- REQUIREMENT: Pull each line with the string "Import" from the entries.

- DATASET RECORDS:
....................

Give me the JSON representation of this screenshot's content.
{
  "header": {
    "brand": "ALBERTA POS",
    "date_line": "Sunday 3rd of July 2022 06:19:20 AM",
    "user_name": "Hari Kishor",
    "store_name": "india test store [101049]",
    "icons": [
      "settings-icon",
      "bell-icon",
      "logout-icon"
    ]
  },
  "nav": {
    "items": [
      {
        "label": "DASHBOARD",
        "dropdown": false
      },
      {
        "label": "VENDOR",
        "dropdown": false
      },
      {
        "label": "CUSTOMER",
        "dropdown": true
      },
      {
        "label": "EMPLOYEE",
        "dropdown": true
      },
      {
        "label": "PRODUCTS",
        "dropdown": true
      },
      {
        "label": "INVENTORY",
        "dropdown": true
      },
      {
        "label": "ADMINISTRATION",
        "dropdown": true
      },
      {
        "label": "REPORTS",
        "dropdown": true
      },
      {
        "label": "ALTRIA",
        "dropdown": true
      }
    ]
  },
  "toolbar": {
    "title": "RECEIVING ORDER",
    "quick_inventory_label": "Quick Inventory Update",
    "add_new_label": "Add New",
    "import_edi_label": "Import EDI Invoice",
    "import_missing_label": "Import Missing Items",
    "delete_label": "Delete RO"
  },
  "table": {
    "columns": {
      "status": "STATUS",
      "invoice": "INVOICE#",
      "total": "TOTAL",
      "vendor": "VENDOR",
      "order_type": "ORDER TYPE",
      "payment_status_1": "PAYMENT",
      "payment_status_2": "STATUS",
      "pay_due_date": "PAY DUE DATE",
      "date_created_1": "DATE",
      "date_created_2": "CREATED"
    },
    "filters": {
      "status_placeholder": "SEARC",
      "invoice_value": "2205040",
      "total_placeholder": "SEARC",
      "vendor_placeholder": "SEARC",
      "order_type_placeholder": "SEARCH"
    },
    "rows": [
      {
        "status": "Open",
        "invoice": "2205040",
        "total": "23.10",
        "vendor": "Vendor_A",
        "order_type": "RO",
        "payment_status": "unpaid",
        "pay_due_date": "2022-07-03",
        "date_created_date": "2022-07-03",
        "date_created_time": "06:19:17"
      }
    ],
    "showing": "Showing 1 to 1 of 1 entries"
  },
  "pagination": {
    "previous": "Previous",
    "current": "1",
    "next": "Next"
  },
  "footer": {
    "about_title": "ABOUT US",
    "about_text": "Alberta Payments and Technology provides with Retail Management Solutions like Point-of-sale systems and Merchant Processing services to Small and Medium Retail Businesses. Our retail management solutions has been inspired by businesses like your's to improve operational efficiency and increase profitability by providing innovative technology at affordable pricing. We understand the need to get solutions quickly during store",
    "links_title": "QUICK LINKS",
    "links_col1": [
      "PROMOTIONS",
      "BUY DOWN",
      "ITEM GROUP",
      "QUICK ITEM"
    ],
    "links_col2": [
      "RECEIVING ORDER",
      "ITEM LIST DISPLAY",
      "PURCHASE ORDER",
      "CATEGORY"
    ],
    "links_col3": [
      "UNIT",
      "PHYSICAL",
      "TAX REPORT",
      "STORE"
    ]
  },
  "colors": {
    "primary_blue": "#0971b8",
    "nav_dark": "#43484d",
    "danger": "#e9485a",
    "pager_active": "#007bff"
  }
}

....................

- ANSWER SPACE:
    "import_edi_label": "Import EDI Invoice",
    "import_missing_label": "Import Missing Items",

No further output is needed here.